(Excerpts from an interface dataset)

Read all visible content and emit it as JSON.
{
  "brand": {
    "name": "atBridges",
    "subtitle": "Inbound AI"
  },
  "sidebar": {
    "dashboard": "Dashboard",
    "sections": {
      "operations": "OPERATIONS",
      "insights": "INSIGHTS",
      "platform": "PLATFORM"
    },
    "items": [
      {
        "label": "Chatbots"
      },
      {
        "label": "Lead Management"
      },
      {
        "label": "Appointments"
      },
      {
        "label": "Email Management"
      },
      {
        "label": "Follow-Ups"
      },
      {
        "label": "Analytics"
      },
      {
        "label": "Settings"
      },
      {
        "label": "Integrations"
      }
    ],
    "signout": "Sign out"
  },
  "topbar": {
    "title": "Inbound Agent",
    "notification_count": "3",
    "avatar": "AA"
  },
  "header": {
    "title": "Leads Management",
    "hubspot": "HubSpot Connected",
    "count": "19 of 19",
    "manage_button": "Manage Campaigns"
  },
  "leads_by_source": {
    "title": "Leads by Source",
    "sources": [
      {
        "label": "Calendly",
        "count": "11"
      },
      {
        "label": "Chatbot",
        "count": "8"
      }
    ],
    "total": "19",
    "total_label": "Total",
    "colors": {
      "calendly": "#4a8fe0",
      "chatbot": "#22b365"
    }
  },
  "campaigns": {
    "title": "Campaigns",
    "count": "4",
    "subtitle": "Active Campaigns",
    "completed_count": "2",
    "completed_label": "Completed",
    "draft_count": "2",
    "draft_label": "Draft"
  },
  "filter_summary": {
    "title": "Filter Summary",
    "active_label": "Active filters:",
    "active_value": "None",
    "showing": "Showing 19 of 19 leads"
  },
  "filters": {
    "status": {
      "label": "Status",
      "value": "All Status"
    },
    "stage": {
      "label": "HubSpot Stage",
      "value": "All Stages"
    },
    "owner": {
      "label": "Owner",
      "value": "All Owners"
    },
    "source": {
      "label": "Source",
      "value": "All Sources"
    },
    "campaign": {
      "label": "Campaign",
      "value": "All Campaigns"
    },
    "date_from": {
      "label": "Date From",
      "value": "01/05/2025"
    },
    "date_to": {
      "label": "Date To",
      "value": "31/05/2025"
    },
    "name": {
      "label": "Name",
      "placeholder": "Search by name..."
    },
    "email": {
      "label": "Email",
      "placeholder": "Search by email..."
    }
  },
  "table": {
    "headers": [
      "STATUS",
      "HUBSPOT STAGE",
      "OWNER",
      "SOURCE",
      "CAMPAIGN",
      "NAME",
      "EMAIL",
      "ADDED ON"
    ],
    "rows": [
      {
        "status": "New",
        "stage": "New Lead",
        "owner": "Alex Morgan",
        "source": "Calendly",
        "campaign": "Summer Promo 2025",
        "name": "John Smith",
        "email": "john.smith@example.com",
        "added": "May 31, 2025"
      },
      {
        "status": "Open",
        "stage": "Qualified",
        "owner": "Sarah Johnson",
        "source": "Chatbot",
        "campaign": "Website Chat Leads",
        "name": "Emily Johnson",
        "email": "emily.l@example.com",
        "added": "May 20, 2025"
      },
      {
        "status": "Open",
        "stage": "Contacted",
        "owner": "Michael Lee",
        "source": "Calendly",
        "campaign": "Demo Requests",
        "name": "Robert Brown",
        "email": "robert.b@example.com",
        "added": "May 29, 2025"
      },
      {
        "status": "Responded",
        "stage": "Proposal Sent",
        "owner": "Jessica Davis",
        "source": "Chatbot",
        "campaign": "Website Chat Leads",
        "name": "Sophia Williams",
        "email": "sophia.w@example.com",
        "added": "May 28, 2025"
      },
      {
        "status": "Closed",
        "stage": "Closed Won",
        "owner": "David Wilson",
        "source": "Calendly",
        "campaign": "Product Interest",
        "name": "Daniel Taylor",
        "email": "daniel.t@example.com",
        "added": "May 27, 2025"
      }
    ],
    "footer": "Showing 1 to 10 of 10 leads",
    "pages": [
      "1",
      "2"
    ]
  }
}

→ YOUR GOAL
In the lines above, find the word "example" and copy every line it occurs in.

→ TASK OUTPUT
        "email": "john.smith@example.com",
        "email": "emily.l@example.com",
        "email": "robert.b@example.com",
        "email": "sophia.w@example.com",
        "email": "daniel.t@example.com",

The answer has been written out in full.